Interested unionist groups like General Union in Osaka make this a whole big project, trying to get people covered in the right social insurances.

And that’s how it goes. America’s side, Canada’s side, Australia, etc., takes the contract seriously. Japan looks it like it was something done in furtherance of the relationship, but not something written in stone that Japan should have to adhere to. That would upset the relationship! But thank you for supplementing our retirees’ pensions with money from your various honorable treasuries.

Thank you for letting us take, we’ll get back to you about the give part. Not contract, relationship.

And you don’t want to upset the relationship, do you?

Like that.

Hello, Embassy. Is any of that news to you?

Where the Embassy screwed up is that they should have been taking Americans complaints all along. And even if they didn’t do anything with them, at least have that catalogue of the things done to Americans in Japan that would make people go hmmmmmmmm. Things that make you go hmmmmmmm.

Instead, the Embassy played it like being that one-or-two-step away from the street prostitute like they are good at doing. “Anything that makes you happy, Japan Government! Just as a long as we can sit here without worry on our exotic assignment, not helping out our citizenry who pays the taxes to support our very jobs! Just let us do the diplomatic version of whoring for you, and we’ll be just fine!”

This is what was going on, when they weren’t kowtowing to American big business in Tokyo, usually to companies here with “International” in their name.

Now the States has to renegotiate a done deal, and they have no “hand”–in the sense of a list or a battery of other breaches by the Japanese–that they can use as part of the overall re-negotiation of the “relationship”.

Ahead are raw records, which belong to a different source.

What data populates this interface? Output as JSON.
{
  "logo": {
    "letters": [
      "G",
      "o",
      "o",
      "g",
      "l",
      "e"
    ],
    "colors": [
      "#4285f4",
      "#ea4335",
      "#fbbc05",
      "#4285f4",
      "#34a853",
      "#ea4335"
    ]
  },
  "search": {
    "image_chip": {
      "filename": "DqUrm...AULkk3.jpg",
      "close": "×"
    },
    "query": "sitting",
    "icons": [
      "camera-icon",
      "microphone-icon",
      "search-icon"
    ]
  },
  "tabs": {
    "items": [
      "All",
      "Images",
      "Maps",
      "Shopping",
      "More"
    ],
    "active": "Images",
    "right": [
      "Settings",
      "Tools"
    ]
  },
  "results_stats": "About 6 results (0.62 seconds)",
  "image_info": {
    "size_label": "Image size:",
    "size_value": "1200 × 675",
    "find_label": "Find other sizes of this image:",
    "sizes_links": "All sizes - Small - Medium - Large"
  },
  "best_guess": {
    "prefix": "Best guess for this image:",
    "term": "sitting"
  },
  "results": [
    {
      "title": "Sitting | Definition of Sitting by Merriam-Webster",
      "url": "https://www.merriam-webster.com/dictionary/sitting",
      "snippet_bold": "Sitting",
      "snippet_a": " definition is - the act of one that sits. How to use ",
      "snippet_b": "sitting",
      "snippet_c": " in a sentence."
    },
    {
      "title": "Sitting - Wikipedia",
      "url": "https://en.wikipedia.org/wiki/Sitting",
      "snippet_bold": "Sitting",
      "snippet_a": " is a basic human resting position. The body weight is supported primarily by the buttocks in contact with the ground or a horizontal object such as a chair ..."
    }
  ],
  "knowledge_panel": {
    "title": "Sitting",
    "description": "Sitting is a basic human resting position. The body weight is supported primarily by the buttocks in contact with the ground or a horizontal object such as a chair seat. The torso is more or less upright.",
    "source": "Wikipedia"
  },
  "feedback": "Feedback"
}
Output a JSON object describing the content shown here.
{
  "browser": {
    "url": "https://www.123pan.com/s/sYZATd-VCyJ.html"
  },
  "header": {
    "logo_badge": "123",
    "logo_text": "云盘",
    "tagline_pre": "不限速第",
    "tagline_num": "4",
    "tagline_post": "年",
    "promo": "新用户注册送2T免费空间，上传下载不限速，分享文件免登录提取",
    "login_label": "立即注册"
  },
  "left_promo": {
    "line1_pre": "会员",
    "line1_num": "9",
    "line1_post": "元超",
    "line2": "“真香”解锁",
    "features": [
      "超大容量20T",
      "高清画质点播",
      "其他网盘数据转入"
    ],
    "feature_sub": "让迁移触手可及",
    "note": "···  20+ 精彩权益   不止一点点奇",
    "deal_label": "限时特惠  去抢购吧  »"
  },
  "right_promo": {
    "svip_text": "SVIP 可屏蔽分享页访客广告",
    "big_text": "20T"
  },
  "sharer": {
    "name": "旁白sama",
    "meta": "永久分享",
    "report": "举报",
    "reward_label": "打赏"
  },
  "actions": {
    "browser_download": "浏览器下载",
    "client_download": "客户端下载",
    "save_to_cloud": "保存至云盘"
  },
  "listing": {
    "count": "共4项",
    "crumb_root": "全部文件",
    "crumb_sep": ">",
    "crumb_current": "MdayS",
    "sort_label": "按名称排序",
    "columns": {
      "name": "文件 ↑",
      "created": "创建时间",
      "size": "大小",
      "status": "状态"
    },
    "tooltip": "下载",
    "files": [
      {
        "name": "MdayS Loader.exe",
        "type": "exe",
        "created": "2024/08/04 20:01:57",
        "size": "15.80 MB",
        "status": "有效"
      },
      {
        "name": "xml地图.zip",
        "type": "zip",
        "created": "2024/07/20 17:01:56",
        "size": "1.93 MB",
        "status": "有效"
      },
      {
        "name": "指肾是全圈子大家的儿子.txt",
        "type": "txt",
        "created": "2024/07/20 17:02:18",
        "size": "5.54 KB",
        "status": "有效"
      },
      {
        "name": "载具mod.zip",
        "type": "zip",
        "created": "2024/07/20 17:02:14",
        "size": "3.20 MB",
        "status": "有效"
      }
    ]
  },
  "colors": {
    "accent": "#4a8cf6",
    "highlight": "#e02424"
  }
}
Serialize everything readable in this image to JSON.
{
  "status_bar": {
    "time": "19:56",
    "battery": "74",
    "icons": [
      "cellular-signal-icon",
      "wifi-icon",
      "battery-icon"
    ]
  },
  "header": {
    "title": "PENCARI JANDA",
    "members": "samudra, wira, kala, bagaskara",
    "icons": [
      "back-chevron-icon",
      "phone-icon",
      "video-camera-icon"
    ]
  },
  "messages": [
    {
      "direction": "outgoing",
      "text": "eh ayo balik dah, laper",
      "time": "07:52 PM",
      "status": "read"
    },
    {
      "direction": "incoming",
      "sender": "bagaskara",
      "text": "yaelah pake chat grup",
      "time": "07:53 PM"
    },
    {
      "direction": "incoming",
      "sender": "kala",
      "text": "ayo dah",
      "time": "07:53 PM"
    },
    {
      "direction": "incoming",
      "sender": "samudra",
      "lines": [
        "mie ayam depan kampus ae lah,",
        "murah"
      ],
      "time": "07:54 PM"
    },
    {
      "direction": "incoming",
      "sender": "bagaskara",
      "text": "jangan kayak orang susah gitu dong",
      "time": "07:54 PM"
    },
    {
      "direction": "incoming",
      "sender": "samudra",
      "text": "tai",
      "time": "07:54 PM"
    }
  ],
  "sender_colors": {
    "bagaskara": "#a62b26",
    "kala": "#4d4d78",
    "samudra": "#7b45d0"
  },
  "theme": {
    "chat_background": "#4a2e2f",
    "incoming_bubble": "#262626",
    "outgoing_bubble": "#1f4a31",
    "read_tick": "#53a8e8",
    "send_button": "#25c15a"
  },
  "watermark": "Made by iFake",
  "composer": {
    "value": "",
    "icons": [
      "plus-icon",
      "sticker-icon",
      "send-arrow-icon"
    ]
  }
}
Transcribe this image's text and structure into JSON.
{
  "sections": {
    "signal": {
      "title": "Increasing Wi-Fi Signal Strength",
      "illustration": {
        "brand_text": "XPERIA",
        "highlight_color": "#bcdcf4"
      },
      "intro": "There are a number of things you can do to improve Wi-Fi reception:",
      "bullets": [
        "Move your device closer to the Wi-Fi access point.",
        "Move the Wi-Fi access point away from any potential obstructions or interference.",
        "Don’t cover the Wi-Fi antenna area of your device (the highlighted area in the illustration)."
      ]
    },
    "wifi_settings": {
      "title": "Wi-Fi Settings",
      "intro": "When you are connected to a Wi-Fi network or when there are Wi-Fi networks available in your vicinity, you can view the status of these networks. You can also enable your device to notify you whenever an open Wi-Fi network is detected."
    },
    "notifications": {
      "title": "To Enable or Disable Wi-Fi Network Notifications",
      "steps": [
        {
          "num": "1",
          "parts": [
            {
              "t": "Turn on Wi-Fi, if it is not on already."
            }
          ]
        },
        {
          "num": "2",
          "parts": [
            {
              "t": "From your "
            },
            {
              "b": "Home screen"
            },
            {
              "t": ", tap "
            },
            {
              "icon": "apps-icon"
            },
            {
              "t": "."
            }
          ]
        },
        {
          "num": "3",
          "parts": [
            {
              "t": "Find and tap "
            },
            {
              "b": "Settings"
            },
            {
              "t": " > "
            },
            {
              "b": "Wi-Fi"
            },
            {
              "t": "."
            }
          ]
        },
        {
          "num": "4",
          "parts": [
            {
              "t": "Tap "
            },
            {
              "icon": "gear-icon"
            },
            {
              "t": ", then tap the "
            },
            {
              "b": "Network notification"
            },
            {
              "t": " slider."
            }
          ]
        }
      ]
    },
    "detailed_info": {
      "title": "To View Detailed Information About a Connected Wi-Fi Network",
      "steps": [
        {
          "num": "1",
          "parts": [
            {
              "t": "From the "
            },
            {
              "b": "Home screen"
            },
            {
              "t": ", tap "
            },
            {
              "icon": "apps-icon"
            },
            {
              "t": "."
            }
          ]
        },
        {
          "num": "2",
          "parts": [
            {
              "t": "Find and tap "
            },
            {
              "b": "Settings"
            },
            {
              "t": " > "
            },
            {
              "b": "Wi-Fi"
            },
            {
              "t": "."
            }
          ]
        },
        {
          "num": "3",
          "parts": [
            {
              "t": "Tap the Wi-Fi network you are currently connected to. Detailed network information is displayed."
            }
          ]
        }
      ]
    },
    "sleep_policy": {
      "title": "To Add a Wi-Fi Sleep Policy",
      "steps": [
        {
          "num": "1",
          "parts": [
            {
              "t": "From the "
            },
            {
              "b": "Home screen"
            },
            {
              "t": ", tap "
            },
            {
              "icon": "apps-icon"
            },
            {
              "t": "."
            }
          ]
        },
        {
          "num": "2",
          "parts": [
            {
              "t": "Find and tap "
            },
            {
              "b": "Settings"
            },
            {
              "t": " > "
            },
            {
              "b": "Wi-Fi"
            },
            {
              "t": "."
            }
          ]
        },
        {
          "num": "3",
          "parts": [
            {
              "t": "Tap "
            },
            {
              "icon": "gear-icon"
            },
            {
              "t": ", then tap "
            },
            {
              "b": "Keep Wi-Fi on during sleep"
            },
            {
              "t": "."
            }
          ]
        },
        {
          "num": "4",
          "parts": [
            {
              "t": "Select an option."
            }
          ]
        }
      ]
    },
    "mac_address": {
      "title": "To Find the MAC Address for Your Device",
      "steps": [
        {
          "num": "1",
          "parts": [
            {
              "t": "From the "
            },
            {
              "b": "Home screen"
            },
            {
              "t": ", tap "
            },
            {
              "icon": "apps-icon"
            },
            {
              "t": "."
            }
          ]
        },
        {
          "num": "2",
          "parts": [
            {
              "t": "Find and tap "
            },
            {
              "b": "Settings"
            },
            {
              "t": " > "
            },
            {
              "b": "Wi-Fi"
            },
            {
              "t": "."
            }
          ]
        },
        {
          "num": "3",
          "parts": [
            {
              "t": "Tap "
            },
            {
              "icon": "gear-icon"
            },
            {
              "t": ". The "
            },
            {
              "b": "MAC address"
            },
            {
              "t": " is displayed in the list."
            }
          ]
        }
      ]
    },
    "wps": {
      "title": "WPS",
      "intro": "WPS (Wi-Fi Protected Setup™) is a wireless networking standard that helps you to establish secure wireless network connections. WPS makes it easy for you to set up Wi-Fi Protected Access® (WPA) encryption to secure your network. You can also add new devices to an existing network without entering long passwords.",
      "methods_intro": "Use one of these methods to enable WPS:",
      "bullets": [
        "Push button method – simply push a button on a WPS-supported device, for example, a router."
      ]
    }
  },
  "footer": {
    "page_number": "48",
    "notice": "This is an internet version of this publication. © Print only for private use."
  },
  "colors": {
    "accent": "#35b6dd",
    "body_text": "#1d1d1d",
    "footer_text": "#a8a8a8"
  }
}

And I don’t disagree with the Japanese that some things about Okinawa are worth discussing again. Sure. But I think America would like to know when a deal is finally a deal in Japan.